Yingluck’s visit with Prime Minister Hun Sen was cordial and touched on some of the major issues facing the neighbors, including border demarcation, officials said.

Both visits signal a warming in relations between the countries that have soured since 2008, in the face of an ongoing military standoff near Preah Vihear temple.

Hun Sen and Yingluck agreed in principle to abide by temporary cease-fire on the border, where the UN Security Council has said there should be a demilitarized zone, officials said Thursday.

Thaksin, who is expected to stay in Cambodia until Sept. 24, will attend the Asian Economic Forum. But analysts questioned with it would be all business, or some politics.

Ou Virak, president of the Cambodian Center for Human Rights, said Thaksin’s own economic deals would take precedent for his visit.

“Thaksin has more interests from investment in Cambodia and wants to continue the investment in Koh Kong [province] and to strengthen other sectors like oil and gas,” he said. “So Cambodia is willing to allow Thaksin to come and discuss some investments.”

Ou Virak warned that Cambodia had placed too much faith in the Shinawatras’ Pheu Thai Party, whose “red shirt” supporters are only one side of a political divide in Thailand.

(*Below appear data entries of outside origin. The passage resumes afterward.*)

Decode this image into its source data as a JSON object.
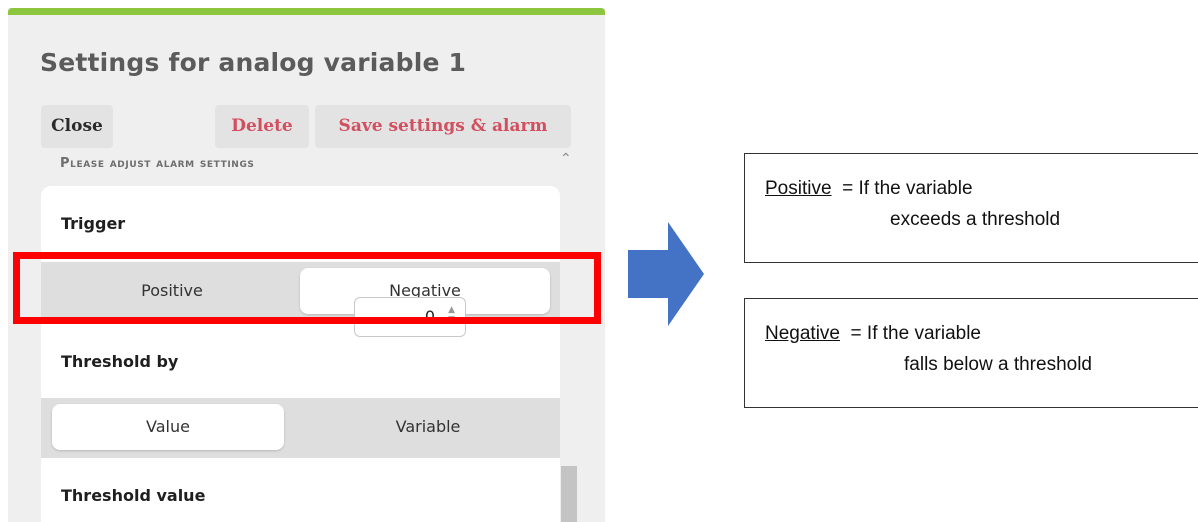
{
  "dialog": {
    "title": "Settings for analog variable 1",
    "buttons": {
      "close": "Close",
      "delete": "Delete",
      "save": "Save settings & alarm"
    },
    "section_label": "Please adjust alarm settings",
    "trigger": {
      "label": "Trigger",
      "options": [
        "Positive",
        "Negative"
      ],
      "selected": "Negative"
    },
    "threshold_by": {
      "label": "Threshold by",
      "options": [
        "Value",
        "Variable"
      ],
      "selected": "Value"
    },
    "threshold_value": {
      "label": "Threshold value",
      "value": "0"
    }
  },
  "annotations": {
    "positive": {
      "term": "Positive",
      "line1": "  = If the variable",
      "line2": "exceeds a threshold"
    },
    "negative": {
      "term": "Negative",
      "line1": "  = If the variable",
      "line2": "falls below a threshold"
    }
  },
  "colors": {
    "accent_green": "#8cc63f",
    "danger_text": "#d24f60",
    "highlight": "#ff0000",
    "arrow": "#4472c4"
  },
  "icons": {
    "scroll_up": "chevron-up-icon",
    "stepper": "up-down-spinner-icon",
    "arrow": "right-arrow-icon"
  }
}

“We have chosen the red-shirt movement, and we have openly opposed other political groups,” he said. “In general, I see such politics as dangerous politics, because political regimes always change.”

Favoring one party over another could create an “instable relationship” between the two countries, he said. “I do not see the long-term interest for Cambodia.”

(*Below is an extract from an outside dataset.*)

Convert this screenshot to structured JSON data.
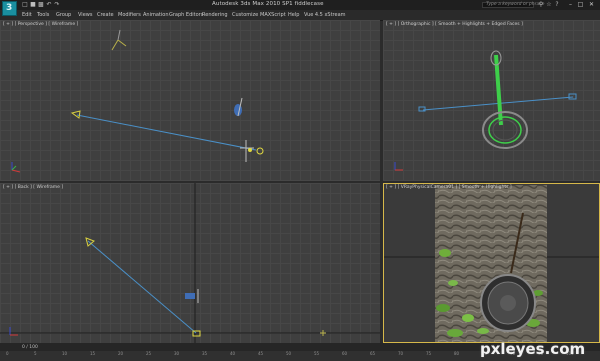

Kimsour Phirith, a lawmaker for the opposition Sam Rainsy Party, said Thaksin’s presence here was “symbolic” of Cambodia’s relationship with the administration of his sister. But though it offers a “good picture” of friendly relations, he said, it does not offer much gain to Cambodia.

Even so, Thaksin can provide some knowledge and experience in economics to Cambodia trade officials and businesses, said Heng Sreang, a professor at the Royal University of Phnom Penh.

“His intelligence helped Thailand get clear of the 1990s and 2000 economic crisis,” he said.

He warned Cambodia to steer clear of Thaksin’s role in Thai politics, however, where he is a divisive figure and wanted on corruption charges.

“It will anger some Thais, or makes Cambodia look like it has a political relationship with or is creating a haven for Thaksin,” he said. “I think that’s a loss for Cambodia.”